However, with the aid of backing vocalist Erika Woodhurst, the voices alone might make it more than worthwhile; hearing these women truly belt out these songs outside of a studio environment, a setting that often restrains vocalists, could be particularly amazing.

For more info about Anemo, go to

Julie Sager is the Assistant Arts and Entertainment Editor at The Retriever Weekly. She can be reached for comment at

- Retriver newspaper, University of Maryland

"Anemo simply must be heard to be believed"

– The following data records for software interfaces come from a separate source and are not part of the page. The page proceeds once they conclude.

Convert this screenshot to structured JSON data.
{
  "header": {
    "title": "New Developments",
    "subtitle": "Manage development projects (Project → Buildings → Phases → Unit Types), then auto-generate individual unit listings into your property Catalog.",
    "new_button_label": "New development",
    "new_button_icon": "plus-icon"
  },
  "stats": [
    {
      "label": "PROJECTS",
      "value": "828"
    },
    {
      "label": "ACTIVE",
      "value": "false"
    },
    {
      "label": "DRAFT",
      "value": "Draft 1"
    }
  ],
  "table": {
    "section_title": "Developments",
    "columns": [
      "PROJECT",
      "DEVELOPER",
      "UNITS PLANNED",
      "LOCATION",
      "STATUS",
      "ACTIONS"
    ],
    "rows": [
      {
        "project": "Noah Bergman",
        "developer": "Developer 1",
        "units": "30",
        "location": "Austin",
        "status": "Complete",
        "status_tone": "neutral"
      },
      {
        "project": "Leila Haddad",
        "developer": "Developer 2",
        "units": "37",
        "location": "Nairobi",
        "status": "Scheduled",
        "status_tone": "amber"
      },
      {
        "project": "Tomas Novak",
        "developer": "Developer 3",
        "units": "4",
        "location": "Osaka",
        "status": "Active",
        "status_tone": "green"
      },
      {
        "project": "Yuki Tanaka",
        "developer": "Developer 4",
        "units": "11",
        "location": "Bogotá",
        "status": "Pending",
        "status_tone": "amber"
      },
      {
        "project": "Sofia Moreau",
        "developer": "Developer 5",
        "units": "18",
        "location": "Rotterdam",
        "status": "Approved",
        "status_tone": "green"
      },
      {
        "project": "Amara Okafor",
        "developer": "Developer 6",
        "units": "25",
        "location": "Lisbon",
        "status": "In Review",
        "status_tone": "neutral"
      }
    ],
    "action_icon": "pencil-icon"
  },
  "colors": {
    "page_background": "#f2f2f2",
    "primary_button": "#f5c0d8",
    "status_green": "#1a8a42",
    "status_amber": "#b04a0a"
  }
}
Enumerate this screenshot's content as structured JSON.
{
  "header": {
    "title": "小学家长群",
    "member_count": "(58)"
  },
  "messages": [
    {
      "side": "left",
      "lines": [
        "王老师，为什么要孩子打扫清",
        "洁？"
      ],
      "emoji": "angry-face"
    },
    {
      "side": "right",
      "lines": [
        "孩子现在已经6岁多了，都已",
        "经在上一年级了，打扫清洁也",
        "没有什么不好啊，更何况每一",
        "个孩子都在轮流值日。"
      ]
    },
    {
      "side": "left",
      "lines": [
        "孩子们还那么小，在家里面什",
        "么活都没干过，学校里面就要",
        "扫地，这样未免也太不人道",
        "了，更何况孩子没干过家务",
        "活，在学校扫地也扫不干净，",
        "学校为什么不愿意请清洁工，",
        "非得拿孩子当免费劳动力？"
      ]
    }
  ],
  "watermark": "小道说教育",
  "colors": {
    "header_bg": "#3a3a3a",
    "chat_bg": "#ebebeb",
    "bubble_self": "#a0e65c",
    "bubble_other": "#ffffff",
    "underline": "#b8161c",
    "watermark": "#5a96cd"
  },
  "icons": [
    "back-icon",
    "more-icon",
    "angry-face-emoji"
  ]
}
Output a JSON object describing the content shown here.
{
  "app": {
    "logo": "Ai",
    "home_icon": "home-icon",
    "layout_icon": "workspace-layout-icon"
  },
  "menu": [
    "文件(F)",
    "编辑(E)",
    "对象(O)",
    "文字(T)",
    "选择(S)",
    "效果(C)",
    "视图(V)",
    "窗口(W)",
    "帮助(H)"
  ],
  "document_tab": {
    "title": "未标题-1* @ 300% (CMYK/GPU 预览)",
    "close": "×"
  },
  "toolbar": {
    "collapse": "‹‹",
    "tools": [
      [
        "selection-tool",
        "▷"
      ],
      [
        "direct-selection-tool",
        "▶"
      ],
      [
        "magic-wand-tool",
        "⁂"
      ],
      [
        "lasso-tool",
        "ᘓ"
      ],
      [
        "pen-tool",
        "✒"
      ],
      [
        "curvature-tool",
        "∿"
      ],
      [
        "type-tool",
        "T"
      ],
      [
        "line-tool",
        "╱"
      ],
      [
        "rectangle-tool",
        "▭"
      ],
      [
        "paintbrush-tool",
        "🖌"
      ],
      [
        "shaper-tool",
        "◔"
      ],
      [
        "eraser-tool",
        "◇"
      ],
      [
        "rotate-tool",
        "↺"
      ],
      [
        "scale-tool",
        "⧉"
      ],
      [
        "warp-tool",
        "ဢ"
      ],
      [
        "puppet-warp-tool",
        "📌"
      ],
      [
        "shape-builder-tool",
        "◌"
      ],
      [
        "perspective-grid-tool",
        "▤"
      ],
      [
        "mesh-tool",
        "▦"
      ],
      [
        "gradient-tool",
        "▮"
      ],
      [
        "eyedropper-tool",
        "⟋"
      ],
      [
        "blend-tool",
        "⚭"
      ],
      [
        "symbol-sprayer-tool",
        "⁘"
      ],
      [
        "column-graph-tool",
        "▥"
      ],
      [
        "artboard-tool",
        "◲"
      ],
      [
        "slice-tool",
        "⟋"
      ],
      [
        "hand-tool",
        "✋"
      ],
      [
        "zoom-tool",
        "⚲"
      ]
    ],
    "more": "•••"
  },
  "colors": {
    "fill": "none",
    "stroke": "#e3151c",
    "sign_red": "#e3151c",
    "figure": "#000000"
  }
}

The United Kingdom’s Anemo are bursting across the ocean to launch stateside with their unique brand of rock. Diva singer Hazelle Woodhurst unleashes her soaring melodic vocals amid a crunchy guitar rock backdrop. Lyrically it’s a great read and good listen as they branch through a myriad of topical themes. A promising band, Anemo simply must be heard to be believed. - J-Sin at

"ANEMO: Great New UK Rockers!"

The preview tracks on this cd are awesome! Can't wait to the full CD is out! (released 6 September 2005) - Black Dog Promotions

"Eddytors' choice"

"Dark Pop Rock" from ANEMO joins Faith Hill album and others as top twelve of legendary critic Chuck Eddy's picks for September 2 "Eddytor's Dozen" column.,eddy,67492,22.html - The Village Voice (NYC)


‘Pray/Pray Ropey Remix’ (Single) (15 October 2007)

Double A side: 'Made of Fiction/Fallout Renegade' (2006)

slowburn (2005-US and 2006-UK)

ANEMO (2001)



TAKE NOTE***** Anemo's lastest single, Pray (and a special dance remix), is out now. Don't miss this absolute jem. You can watch the video at*****

ANEMO began life in September 2002 when Kingsley Sage was auditioning singers for a song writing and recording project. The results had been universally disappointing (to put it mildly), until at the 11th hour a former actress and talented vocalist called Hazelle Woodhurst entered the picture. The two immediately got on well, with their shared love of different types of music and, of course, a good English cup of tea. The two set to work on penning a number of songs that would later become the basis of the ANEMO’s first album. They decided that the project needed a rock edge, and to that end guitarist Matt Palmer was added to the mix.

After countless evenings at the band’s basement studio in Brighton, the three had amassed an impressive collection of pop-meets-rock-meets-electronica tracks. At this point, the group took on the name ANEMO, a word that means “changing forms”, to reflect the blend of styles and influences that was brought to the music. The strong vocal melodies and distinctive style caught the attention of Trebor Lloyd, CEO of New York-based upcoming independent record label City Canyons. In summer 2005 ANEMO signed a 3 album record contract with CC and began to record the final tracks for their first album.

The trio's debut album Slowburn was met with critical acclaim on both sides of the Atlantic - gaining rave reviews and returning top 10 positions on U.S. college radio. In the U.K. the band were championed by BBC 6 music as "one to watch" on the Bruce Dickinson (of Iron Maiden fame) Rock Show and Slowburn was named “one of the albums of the year” by The ANEMO live band has toured throughout the U.K. and was recognised for its energetic live performances by winning the CRS "Best Live Band" award in 2006.

The band are currently working on the second studio album, which is more focused towards the aggression and energy of the live band than it's predecessor. The new single Pray, a song written in homage to BBC war journalist John Simpson, is out now.

Check out the ANEMO web site at